Zoe Wanamaker John Turturro Marin Mazzie






Review By Brian Scott Lipton


“Life is what you do when you’re waiting to die” sings “The Leader” (a bewigged Marin Mazzie, in splendid voice) in the initial minutes of “Zorba!,” giving us the first indication that this 1968 John Kander-Fred Ebb-Joseph Stein musical is likely to be less than a feel-good affair. And indeed, two hours later, some tears have been shed, and a few laughs have been had. Still, the talented, thoughtful team at City Center Encores!, hasn’t really convinced us that “Zorba!” is a lost masterpiece, rather than a middling, muddle-headed musical.

Based on the popular novel and film, “Zorba the Greek,” the show focuses primarily on the adventures of young, buttoned-up American Niko (the likeable Santino Fontana) who comes to Crete after he inherits a mine, and who is taken under the wing of the philosophical, free-spirited, and somewhat fatalistic Zorba, played with surprising zest (as well as passable singing, and awkward dancing ability) by a very game John Turturro.

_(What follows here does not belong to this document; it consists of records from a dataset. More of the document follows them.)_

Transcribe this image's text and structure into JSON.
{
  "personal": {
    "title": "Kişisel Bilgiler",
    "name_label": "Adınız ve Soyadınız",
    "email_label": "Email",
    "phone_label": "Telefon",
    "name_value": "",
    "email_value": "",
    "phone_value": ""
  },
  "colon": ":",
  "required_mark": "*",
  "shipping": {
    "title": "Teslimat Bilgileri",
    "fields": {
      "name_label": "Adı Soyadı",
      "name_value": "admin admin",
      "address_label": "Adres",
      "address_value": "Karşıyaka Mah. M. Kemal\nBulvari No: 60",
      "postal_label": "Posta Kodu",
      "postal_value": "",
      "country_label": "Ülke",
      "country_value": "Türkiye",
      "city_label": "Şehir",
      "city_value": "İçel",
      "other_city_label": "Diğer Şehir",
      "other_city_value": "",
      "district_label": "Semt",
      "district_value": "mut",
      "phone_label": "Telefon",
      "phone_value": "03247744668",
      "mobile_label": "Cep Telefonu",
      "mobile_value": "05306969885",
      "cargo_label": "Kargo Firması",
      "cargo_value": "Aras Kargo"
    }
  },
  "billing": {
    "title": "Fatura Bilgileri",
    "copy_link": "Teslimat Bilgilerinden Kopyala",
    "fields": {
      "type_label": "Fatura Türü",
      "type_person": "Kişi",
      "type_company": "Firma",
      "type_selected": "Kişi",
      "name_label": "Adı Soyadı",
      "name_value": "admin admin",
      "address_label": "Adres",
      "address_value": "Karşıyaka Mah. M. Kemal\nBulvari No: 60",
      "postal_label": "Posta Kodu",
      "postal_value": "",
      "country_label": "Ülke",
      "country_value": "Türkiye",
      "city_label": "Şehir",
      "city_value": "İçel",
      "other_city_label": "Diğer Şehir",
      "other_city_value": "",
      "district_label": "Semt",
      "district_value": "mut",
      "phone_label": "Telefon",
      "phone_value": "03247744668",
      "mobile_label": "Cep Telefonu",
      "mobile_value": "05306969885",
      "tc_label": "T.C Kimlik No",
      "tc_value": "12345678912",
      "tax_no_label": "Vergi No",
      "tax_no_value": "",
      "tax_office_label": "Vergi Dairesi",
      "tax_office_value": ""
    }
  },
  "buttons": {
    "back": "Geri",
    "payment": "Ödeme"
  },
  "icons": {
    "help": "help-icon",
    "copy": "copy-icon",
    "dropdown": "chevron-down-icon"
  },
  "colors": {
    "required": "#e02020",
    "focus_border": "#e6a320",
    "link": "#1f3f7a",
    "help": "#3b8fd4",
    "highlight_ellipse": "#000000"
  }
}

During their rather brief time on the island (evocatively evoked by scenic consultant Anna Louizos), Niko falls quickly for “The Widow” (Elizabeth A. Davis), whose mere presence seems to upset most of the community, while Zorba enters into a romance-of-sorts with Madame Hortense (the fabulous Zoe Wanamaker), a French cabaret singer who now runs a local boarding house. Neither liaison ends well, to say the least, but as Zorba rather too-cheerily points out, life goes on.

If the show thematically bears some resemblance to Kander and Ebb’s far more successful “Cabaret,” it nonetheless pales in comparison when it comes to its score. Other than the zesty “Life Is,” most of the pair’s Mediterranean mélange isn’t particularly memorable, even with Berman’s 30-piece orchestra playing as spectacularly as possible. In addition, director Walter Bobbie and choreographer Josh Rhodes try to give the large ensemble as much to do to enliven even the dreariest of numbers, but the way the stage has been divided actually hinders the effectiveness of much of the dancing.

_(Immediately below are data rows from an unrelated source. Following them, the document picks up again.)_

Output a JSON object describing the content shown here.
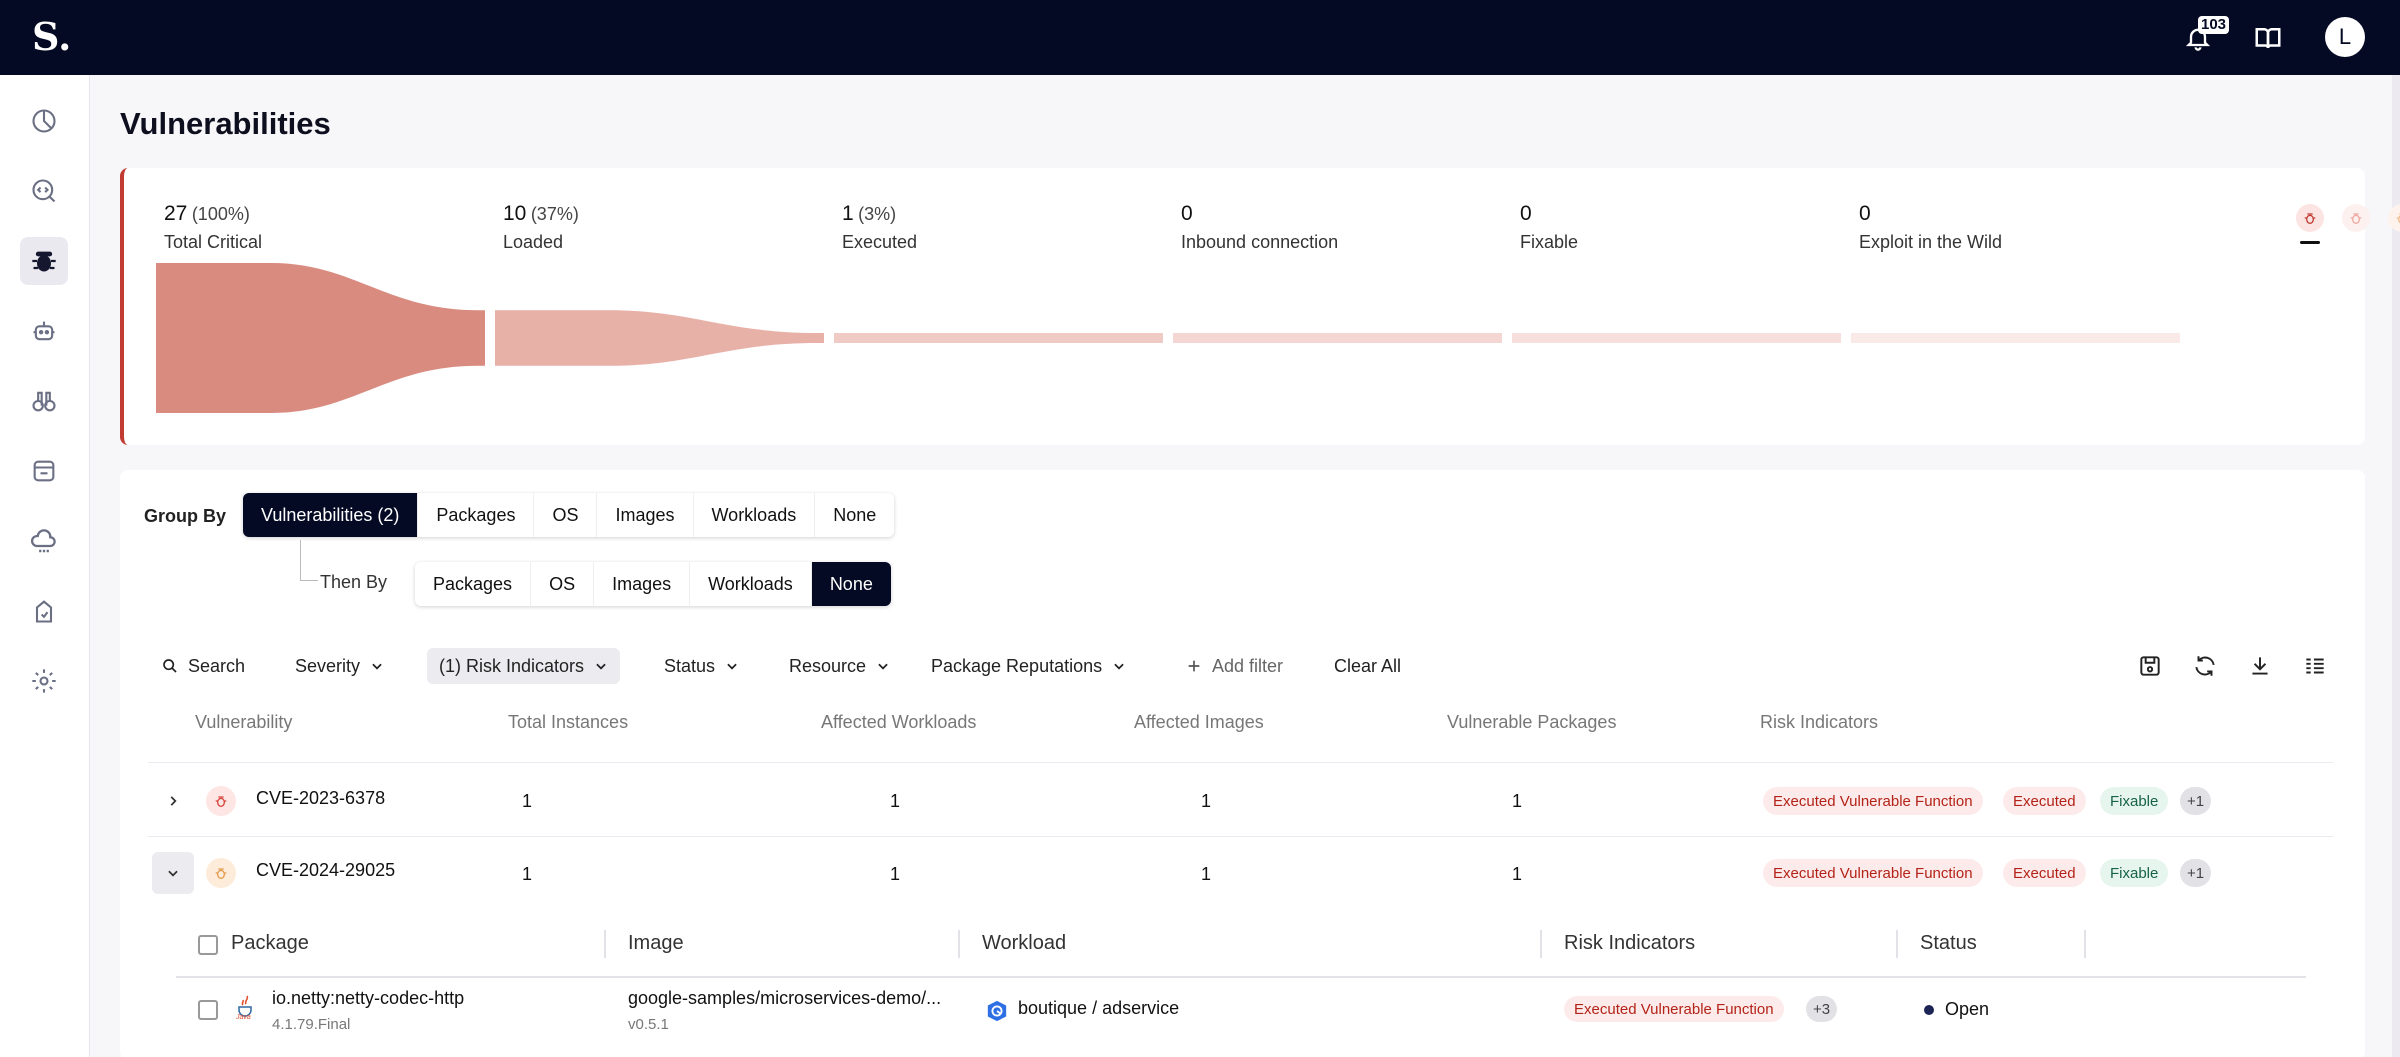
{
  "app": {
    "logo_text": "S.",
    "notifications_count": "103",
    "avatar_initial": "L"
  },
  "page": {
    "title": "Vulnerabilities"
  },
  "funnel": {
    "stages": [
      {
        "number": "27",
        "percent": "(100%)",
        "label": "Total Critical"
      },
      {
        "number": "10",
        "percent": "(37%)",
        "label": "Loaded"
      },
      {
        "number": "1",
        "percent": "(3%)",
        "label": "Executed"
      },
      {
        "number": "0",
        "percent": "",
        "label": "Inbound connection"
      },
      {
        "number": "0",
        "percent": "",
        "label": "Fixable"
      },
      {
        "number": "0",
        "percent": "",
        "label": "Exploit in the Wild"
      }
    ],
    "values": [
      27,
      10,
      1,
      0,
      0,
      0
    ],
    "colors": [
      "#d98b7f",
      "#e8b1a8",
      "#f0cbc5",
      "#f4d7d3",
      "#f6dfdc",
      "#f9e9e7"
    ]
  },
  "severity_icons": [
    {
      "name": "critical",
      "color": "#c23b32",
      "bg": "#fbe4e2"
    },
    {
      "name": "high",
      "color": "#f0a7a0",
      "bg": "#fdf1f0"
    },
    {
      "name": "medium",
      "color": "#f3b98a",
      "bg": "#fdf3ec"
    },
    {
      "name": "low",
      "color": "#8fcfa8",
      "bg": "#eef8f2"
    }
  ],
  "groupby": {
    "label": "Group By",
    "options": [
      "Vulnerabilities (2)",
      "Packages",
      "OS",
      "Images",
      "Workloads",
      "None"
    ],
    "then_label": "Then By",
    "then_options": [
      "Packages",
      "OS",
      "Images",
      "Workloads",
      "None"
    ]
  },
  "filters": {
    "search": "Search",
    "severity": "Severity",
    "risk": "(1) Risk Indicators",
    "status": "Status",
    "resource": "Resource",
    "package_reputations": "Package Reputations",
    "add_filter": "Add filter",
    "clear_all": "Clear All"
  },
  "table": {
    "headers": [
      "Vulnerability",
      "Total Instances",
      "Affected Workloads",
      "Affected Images",
      "Vulnerable Packages",
      "Risk Indicators"
    ],
    "rows": [
      {
        "cve": "CVE-2023-6378",
        "total": "1",
        "workloads": "1",
        "images": "1",
        "packages": "1",
        "risk": [
          "Executed Vulnerable Function",
          "Executed",
          "Fixable",
          "+1"
        ]
      },
      {
        "cve": "CVE-2024-29025",
        "total": "1",
        "workloads": "1",
        "images": "1",
        "packages": "1",
        "risk": [
          "Executed Vulnerable Function",
          "Executed",
          "Fixable",
          "+1"
        ]
      }
    ]
  },
  "subtable": {
    "headers": [
      "Package",
      "Image",
      "Workload",
      "Risk Indicators",
      "Status"
    ],
    "rows": [
      {
        "package": "io.netty:netty-codec-http",
        "package_version": "4.1.79.Final",
        "package_icon_text": "Java",
        "image": "google-samples/microservices-demo/...",
        "image_version": "v0.5.1",
        "workload": "boutique / adservice",
        "risk": "Executed Vulnerable Function",
        "risk_more": "+3",
        "status": "Open"
      }
    ]
  }
}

“This is how the time goes by,” concludes the final verse of “Life Is.” Indeed, the time goes by while watching “Zorba!” sometimes pleasantly, sometimes painfully.

“Zorba!” continues at New York City Center (131 W. 55th Street) through May 10. Visit www.nycitycenter.org. for more information.

Photos: Joan Marcus